Hyderabad: Telangana, which has written its success story in the life sciences sector, is repeating it in the medical devices sector, with 25 companies signing up to set up their plants so far in what is touted to be the country’s largest medical devices park in Sultanpur.
Six manufacturing facilities will launch their operations on the same day in July next and by December, Sahajanand Medical Technologies (SM), Asia’s largest stent manufacturing facility, will commence its operations, disclosed Industries Minister K T Rama Rao here on Wednesday. Speaking on the sidelines of the BioAsia-2020 summit, Rama Rao maintained that Medical Devices Park at Sultanpur was a great deal of success with nearly 25 companies signing up. “We will continue to promote the sector by engaging with the industry”, a euphoric minister declared.
Based on feedback from the medical devices industry, the State government is planning to create common testing facilities in Sultanpur in partnership with the industry. On the lines of the Pharma Exports Promotion Council (PEPC), an exports promotion council for the medical devices industry would also be set up.
The minister said that of the 276 acres of land at Sultanpur, only 80 acres is left. The government would examine the possibilities of expanding the Medical Devices Park as more land is available adjacent to the current site. “We could even look at niche parks for any of the seven sub-segments of medical devices like instruments, surgical equipment, consumables and implants.”
He pointed out that the most important thing was to ensure that the manufacturing efforts should lower the costs of medical devices since affordability, accessibility, availability and awareness among people and government was most crucial in healthcare segment. As governments focus on healthcare, there can be more and more manufacturing happening in India as a result cost of production would come down.
The minister noted that the most important thing in the medical devices space was innovation, prototyping and manufacturing. For prototyping, T-Works which is coming up in June/July this year would be of help.
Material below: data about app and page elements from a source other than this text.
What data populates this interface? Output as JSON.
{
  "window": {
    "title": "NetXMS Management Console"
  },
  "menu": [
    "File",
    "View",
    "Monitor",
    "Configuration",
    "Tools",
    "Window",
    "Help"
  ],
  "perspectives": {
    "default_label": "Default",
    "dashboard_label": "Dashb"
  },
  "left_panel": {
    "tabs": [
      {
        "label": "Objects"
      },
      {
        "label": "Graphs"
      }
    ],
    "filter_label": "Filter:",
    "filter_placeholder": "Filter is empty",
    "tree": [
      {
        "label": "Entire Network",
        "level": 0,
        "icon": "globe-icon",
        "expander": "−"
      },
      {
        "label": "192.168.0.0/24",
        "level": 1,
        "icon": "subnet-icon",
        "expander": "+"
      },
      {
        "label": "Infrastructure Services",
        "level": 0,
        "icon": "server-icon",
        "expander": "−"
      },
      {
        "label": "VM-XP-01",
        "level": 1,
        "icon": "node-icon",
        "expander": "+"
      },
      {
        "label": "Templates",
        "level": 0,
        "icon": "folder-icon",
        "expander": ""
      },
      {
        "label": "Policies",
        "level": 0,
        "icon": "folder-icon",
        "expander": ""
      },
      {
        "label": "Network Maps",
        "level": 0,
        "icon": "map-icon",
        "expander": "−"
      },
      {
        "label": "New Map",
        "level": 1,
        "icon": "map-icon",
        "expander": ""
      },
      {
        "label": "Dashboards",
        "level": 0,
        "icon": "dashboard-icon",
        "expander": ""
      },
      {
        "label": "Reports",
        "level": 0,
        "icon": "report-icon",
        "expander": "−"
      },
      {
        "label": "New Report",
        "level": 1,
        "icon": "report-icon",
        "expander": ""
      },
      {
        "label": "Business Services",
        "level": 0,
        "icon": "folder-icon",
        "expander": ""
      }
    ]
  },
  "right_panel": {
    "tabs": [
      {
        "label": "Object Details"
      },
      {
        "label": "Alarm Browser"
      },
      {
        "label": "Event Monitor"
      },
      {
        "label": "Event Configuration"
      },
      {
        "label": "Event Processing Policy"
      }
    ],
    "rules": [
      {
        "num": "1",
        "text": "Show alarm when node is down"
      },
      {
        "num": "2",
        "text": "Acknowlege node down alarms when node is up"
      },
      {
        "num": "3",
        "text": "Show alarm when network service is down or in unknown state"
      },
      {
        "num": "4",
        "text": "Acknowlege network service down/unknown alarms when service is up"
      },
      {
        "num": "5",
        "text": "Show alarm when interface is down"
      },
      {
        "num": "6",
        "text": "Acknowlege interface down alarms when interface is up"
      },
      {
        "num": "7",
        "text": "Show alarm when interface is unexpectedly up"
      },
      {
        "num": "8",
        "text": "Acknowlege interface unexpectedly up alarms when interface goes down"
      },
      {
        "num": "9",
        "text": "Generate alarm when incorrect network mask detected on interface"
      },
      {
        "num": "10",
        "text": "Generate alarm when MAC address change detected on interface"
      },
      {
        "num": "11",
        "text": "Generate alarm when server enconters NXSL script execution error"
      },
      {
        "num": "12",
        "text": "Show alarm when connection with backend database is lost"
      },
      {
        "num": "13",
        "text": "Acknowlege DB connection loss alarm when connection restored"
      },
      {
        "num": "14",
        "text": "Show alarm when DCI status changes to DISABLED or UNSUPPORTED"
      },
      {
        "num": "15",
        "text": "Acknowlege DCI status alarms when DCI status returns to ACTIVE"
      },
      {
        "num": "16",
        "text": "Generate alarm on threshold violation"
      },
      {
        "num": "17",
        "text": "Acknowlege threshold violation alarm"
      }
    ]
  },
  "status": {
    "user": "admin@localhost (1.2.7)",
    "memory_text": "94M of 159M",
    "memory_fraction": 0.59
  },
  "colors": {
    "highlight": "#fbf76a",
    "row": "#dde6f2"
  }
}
A lot of these devices and implants that are used in the industry need to be prototyped. Having T-Works would add value to the overall sector. All of these falling in right places will be the largest answer.
He recalled that the government promised to be the industries’ advocate in terms of bringing regulatory and other changes in Union Government’s domain. “I have already taken up with the Commerce Minister Piyush Goyal yesterday and we will pursue it with others. For instance, there is no quality certification agency for medical devices to arrive at standards. Another issue is that medical devices and drugs are being put in the same slot. The industry wants that these should be treated separately. The companies also have concerns about inverted duty structures and GST, which is hampering their growth,” he observed.
Rama Rao said he was shocked to know that it was cheaper to import devices rather than manufacture them here, which was against the philosophy of ‘Make in India’. “I asked the industry to give me inputs so that the State government could take it up with ministries concerned”, he asserted.
Life sciences ecosystem
Within the life sciences spectrum of Telangana, there is Genome Valley where all the biotech and vaccines manufacturing is happening. One-third of the global vaccines are produced here. This cluster is the northern part of Hyderabad. In the west, Sultanpur medical devices park is shaping up well. And to the south, the Hyderabad Pharma City is coming up which will have manufacturing, research and development, education and social infrastructure (including housing). “The lifesciences ecosystem is very distributed around ORR. If we have to create more clusters, we are ready to do that.”